Oh, I'm an expert at that now. Treating friends like strangers and enemies like friends. Virginia City is directed by Michael Curtiz and written by Robert Buckner. It stars Errol Flynn, Randolph Scott, Miriam Hopkins, Humphrey Bogart, Alan Hale and Guinn Williams. Music is by Max Steiner and cinematography by Sol Polito. Story is a loose working of actual events that happened in December 1864 at the tail end of the American Civil War. A group of Confederate sympathisers are trying to ship a substantial amount of gold out of Virginia City to rebel leader Jefferson Davis, where it is hoped that the course of the war that the Confederates are close to losing will now be changed... It was a messy production, not very many people got on, the pic started without a finished script, and with the bad weather mixing with bad blood it was something of a chore for many of the cast. Add in that the great Bogart is woefully miscast - and he knows it - then you got a picture that considering the talent involved across the board is a long way away from being a genre classic. It starts off so promisingly, we are thrust into the murky confines of Libby Prison - The Black Hole Of The Confederacy (AKA: The Devil's Warehouse), where the ever splendidly twinkled Flynn is burrowing out through a tunnel with his two comedy sidekicks, Hale and Williams. Before you know it they are to be confronted by that bastion of Western/Southern film greatness, Randolph Scott, this is classic film fan nirvana. Sadly it's a false dawn that precedes a film of great moments cobbled together to almost outstay its welcome. However, such as it is that a love of classic film can keep one engaged for escapist fare value, so it be here. Curtiz at least keeps things brisk enough with a number of action sequences, where we at times find the genius that is stuntman Yakima Canutt at the core of things. Some stunts here beggar belief, including one involving a horse that the ASPCA must have raged at! The stars hold court for their scenes - well except for Bogart trying to munch his way through a Mexican bandit accent and Hopkins out of tone the for the singing sequences , while as fluffy as it is the ending has a warm glow to it. Which leaves what? It's not the disaster it could have been given the behind the scenes problems, and for sure a love of the era of film making it comes from ensures you have to give it props (it was popular on release). But this could have easily have had twenty minutes shaved from its excess, for then it might have spared an unhappy cast and an expectant audience the sense of disappointment it isn't top line stuff. 6/10

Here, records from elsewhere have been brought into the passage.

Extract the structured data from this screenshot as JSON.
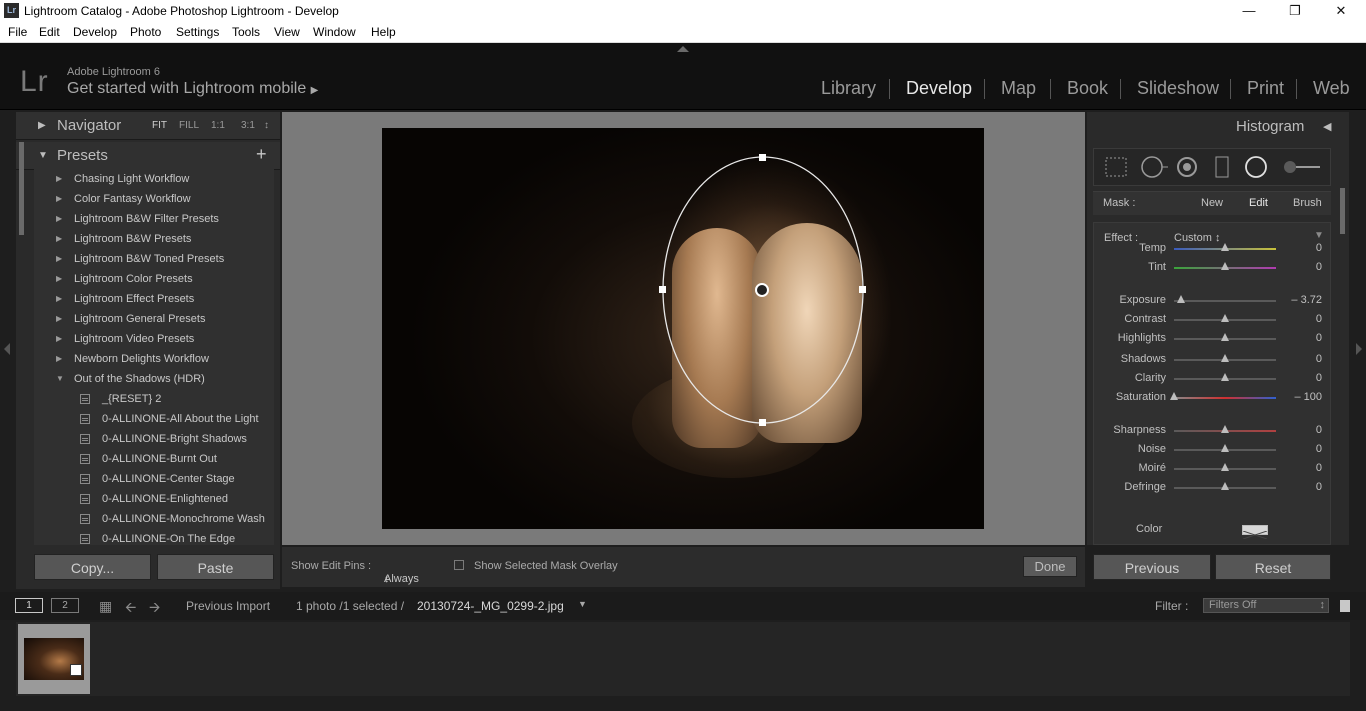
{
  "window": {
    "title": "Lightroom Catalog - Adobe Photoshop Lightroom - Develop",
    "app_icon": "Lr"
  },
  "menu": [
    "File",
    "Edit",
    "Develop",
    "Photo",
    "Settings",
    "Tools",
    "View",
    "Window",
    "Help"
  ],
  "header": {
    "logo": "Lr",
    "version": "Adobe Lightroom 6",
    "mobile_prompt": "Get started with Lightroom mobile",
    "modules": [
      "Library",
      "Develop",
      "Map",
      "Book",
      "Slideshow",
      "Print",
      "Web"
    ],
    "active_module": "Develop"
  },
  "left": {
    "navigator": {
      "title": "Navigator",
      "options": [
        "FIT",
        "FILL",
        "1:1",
        "3:1"
      ]
    },
    "presets": {
      "title": "Presets",
      "add": "+",
      "folders": [
        "Chasing Light Workflow",
        "Color Fantasy Workflow",
        "Lightroom B&W Filter Presets",
        "Lightroom B&W Presets",
        "Lightroom B&W Toned Presets",
        "Lightroom Color Presets",
        "Lightroom Effect Presets",
        "Lightroom General Presets",
        "Lightroom Video Presets",
        "Newborn Delights Workflow",
        "Out of the Shadows (HDR)"
      ],
      "items": [
        "_{RESET} 2",
        "0-ALLINONE-All About the Light",
        "0-ALLINONE-Bright Shadows",
        "0-ALLINONE-Burnt Out",
        "0-ALLINONE-Center Stage",
        "0-ALLINONE-Enlightened",
        "0-ALLINONE-Monochrome Wash",
        "0-ALLINONE-On The Edge"
      ]
    },
    "copy_button": "Copy...",
    "paste_button": "Paste"
  },
  "right": {
    "histogram_title": "Histogram",
    "mask": {
      "label": "Mask :",
      "new": "New",
      "edit": "Edit",
      "brush": "Brush"
    },
    "effect": {
      "label": "Effect :",
      "value": "Custom"
    },
    "sliders": [
      {
        "label": "Temp",
        "value": "0",
        "pos": 0.5
      },
      {
        "label": "Tint",
        "value": "0",
        "pos": 0.5
      },
      {
        "label": "Exposure",
        "value": "– 3.72",
        "pos": 0.07
      },
      {
        "label": "Contrast",
        "value": "0",
        "pos": 0.5
      },
      {
        "label": "Highlights",
        "value": "0",
        "pos": 0.5
      },
      {
        "label": "Shadows",
        "value": "0",
        "pos": 0.5
      },
      {
        "label": "Clarity",
        "value": "0",
        "pos": 0.5
      },
      {
        "label": "Saturation",
        "value": "– 100",
        "pos": 0.0
      },
      {
        "label": "Sharpness",
        "value": "0",
        "pos": 0.5
      },
      {
        "label": "Noise",
        "value": "0",
        "pos": 0.5
      },
      {
        "label": "Moiré",
        "value": "0",
        "pos": 0.5
      },
      {
        "label": "Defringe",
        "value": "0",
        "pos": 0.5
      }
    ],
    "color_label": "Color",
    "previous_button": "Previous",
    "reset_button": "Reset"
  },
  "toolbar": {
    "show_edit_pins_label": "Show Edit Pins :",
    "show_edit_pins_value": "Always",
    "mask_overlay_label": "Show Selected Mask Overlay",
    "done_button": "Done"
  },
  "filmstrip": {
    "page1": "1",
    "page2": "2",
    "source": "Previous Import",
    "selection": "1 photo /1 selected /",
    "filename": "20130724-_MG_0299-2.jpg",
    "filter_label": "Filter :",
    "filter_value": "Filters Off"
  }
}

This is quite an action packed civil wartime drama with Errol Flynn on good form as escaped Yankee officer "Bradford", sent behind enemy lines to thwart a Confederate plan to smuggle $5 million in gold bullion to help the cash-strapped South. Turns out that the man leading the attempt to pinch the gold is none other than his former prison commander "Irby" (Randolph Scott) and now a cat and mouse game ensues between the men, both desperate to succeed... Add to the mix, the duplicitous "Murrell" (Humphrey Bogart), a shrewd bandit with designs of his own on the loot, and a little feistier than usual contribution from Miriam Hopkins - and Michael Curtiz creates quite a superior adventure with plenty going on, some decent dialogue - and characters with some substance - integrity even - as we head to a denouement that, admittedly, does lack for much peril. Still, a strong supporting cast work well with Max Steiner's reliable-as-ever score and some decent photography to make this more than just a vehicle for Flynn. It's good.